*** Opening Data extracts ***

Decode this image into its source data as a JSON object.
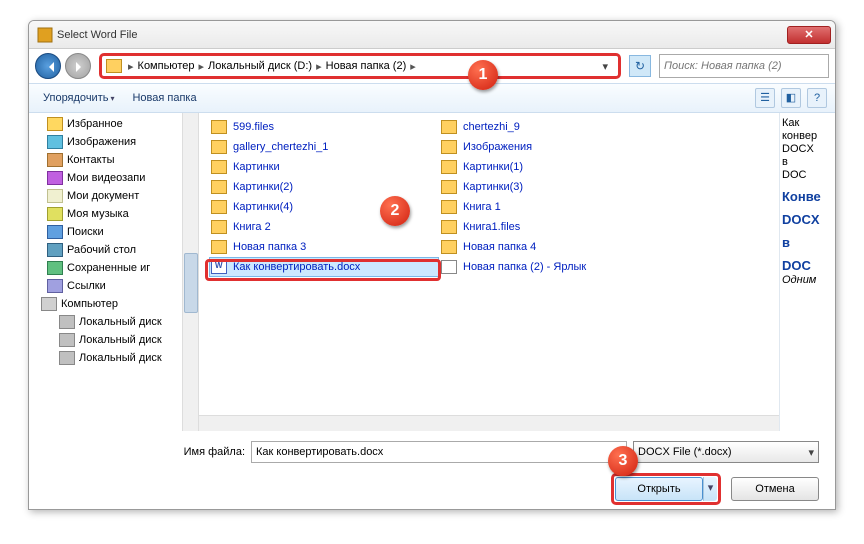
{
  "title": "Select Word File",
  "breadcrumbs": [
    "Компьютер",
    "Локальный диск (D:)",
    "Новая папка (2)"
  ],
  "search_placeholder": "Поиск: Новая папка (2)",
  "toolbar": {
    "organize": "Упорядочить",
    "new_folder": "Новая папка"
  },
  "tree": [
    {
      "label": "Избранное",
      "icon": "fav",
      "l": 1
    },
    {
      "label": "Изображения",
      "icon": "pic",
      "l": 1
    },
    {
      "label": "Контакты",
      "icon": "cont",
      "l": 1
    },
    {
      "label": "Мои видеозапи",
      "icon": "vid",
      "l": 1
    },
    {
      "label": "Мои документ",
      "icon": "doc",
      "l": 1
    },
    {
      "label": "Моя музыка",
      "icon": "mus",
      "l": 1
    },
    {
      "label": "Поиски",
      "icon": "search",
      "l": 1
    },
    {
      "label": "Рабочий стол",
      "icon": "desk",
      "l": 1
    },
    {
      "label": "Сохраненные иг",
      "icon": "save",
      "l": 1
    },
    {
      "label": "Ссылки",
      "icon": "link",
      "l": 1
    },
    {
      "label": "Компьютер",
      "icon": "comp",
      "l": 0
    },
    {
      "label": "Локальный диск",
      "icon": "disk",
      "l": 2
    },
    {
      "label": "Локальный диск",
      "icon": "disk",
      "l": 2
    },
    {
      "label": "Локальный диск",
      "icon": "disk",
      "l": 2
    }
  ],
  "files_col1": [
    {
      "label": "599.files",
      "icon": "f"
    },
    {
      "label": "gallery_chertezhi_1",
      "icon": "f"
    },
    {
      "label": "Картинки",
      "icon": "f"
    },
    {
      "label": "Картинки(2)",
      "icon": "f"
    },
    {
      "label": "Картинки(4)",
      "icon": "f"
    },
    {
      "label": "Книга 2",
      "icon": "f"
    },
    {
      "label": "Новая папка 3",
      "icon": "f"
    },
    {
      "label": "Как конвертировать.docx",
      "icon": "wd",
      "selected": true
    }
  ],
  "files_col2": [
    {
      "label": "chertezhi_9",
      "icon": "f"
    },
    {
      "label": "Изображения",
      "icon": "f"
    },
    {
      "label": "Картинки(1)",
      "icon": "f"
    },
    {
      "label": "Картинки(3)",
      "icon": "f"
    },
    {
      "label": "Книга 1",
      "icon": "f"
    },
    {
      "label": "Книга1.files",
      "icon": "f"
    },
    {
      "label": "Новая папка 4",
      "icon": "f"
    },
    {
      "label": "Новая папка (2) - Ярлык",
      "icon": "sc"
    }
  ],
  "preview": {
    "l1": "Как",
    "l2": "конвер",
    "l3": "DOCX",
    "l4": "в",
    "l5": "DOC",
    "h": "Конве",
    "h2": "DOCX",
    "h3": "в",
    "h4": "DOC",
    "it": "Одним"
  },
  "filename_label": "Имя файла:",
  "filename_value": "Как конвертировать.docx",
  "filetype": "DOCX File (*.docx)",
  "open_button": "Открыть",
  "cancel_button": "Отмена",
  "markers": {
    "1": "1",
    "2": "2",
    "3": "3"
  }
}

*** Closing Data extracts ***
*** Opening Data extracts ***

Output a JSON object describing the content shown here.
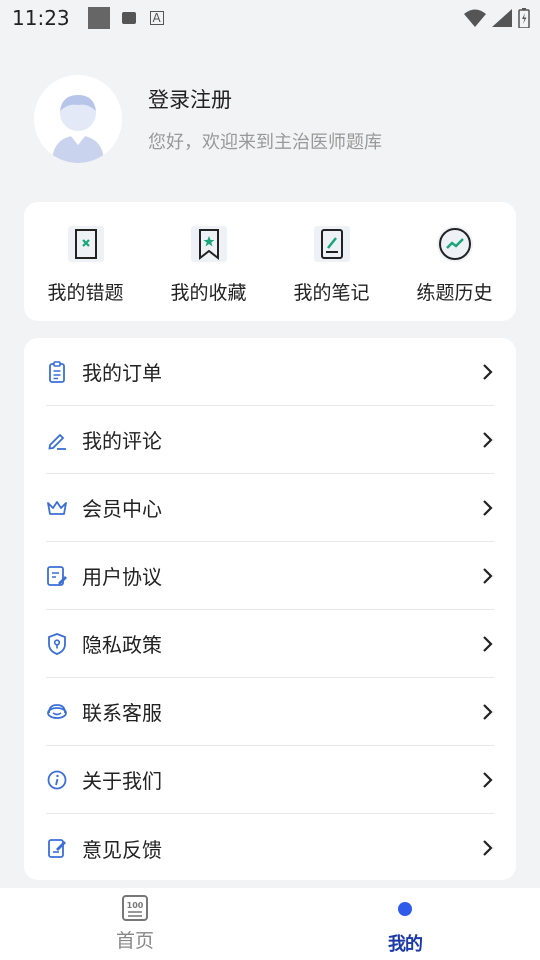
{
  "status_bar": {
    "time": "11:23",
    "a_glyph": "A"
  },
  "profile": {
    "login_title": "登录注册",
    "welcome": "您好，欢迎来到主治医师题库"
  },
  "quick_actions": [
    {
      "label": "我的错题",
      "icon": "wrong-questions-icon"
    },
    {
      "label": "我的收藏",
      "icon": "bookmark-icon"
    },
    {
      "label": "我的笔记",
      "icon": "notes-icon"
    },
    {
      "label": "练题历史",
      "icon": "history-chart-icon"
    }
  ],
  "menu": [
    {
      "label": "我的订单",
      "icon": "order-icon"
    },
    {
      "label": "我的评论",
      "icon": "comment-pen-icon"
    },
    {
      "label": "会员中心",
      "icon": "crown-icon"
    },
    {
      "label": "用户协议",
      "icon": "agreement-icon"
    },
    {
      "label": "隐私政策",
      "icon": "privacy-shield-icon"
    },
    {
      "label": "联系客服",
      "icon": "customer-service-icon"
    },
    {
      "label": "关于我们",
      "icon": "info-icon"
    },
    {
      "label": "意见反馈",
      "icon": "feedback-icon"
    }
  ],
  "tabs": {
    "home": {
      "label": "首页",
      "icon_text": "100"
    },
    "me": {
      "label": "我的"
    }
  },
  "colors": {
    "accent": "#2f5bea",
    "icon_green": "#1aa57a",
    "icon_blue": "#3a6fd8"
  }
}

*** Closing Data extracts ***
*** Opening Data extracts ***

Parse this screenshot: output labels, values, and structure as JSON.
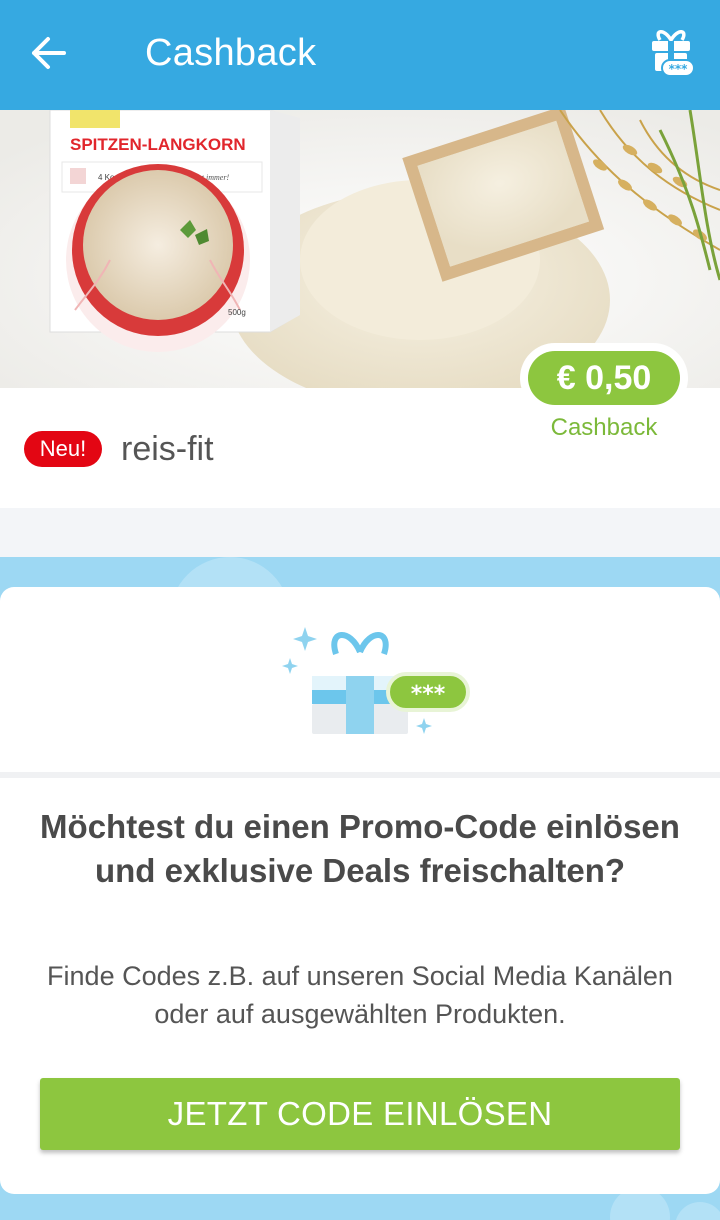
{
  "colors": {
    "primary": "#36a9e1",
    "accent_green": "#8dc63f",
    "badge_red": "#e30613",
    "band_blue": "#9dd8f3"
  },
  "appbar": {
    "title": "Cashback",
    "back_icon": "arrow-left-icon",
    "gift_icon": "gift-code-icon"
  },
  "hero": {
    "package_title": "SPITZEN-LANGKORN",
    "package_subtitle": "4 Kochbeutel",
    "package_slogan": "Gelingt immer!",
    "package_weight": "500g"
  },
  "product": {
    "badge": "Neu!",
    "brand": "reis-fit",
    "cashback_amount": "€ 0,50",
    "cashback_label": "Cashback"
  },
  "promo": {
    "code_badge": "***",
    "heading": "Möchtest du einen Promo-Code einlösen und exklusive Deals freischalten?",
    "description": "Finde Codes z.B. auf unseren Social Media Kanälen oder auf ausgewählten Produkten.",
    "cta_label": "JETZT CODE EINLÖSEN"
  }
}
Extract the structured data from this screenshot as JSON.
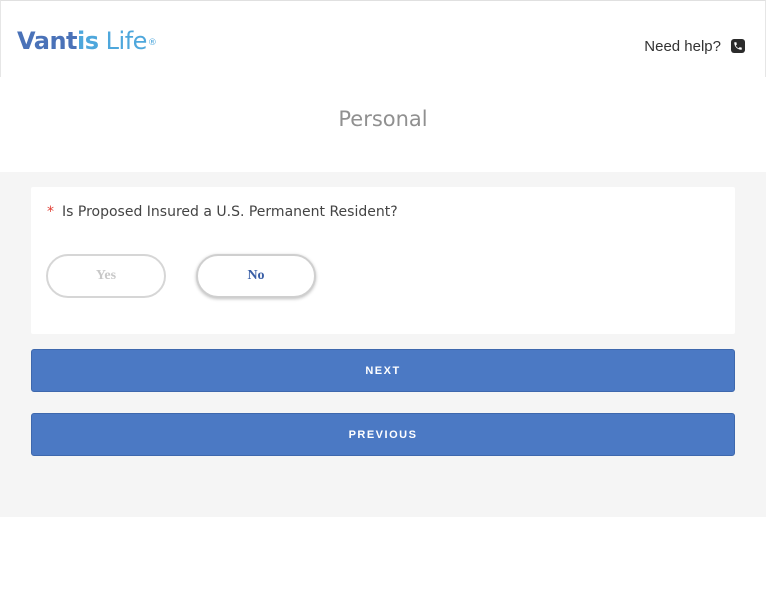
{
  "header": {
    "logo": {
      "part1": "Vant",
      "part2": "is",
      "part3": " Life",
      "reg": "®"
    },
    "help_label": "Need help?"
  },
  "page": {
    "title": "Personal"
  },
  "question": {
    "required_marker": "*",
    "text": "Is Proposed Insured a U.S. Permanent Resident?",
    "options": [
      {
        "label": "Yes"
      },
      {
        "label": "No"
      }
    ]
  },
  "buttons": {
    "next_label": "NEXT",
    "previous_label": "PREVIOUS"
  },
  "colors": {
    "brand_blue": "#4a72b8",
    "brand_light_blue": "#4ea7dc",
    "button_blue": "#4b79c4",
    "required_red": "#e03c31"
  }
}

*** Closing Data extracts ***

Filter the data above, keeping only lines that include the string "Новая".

    "Новая папка (2)"
  "search_placeholder": "Поиск: Новая папка (2)",
    "new_folder": "Новая папка"
      "label": "Новая папка 3",
      "label": "Новая папка 4",
      "label": "Новая папка (2) - Ярлык",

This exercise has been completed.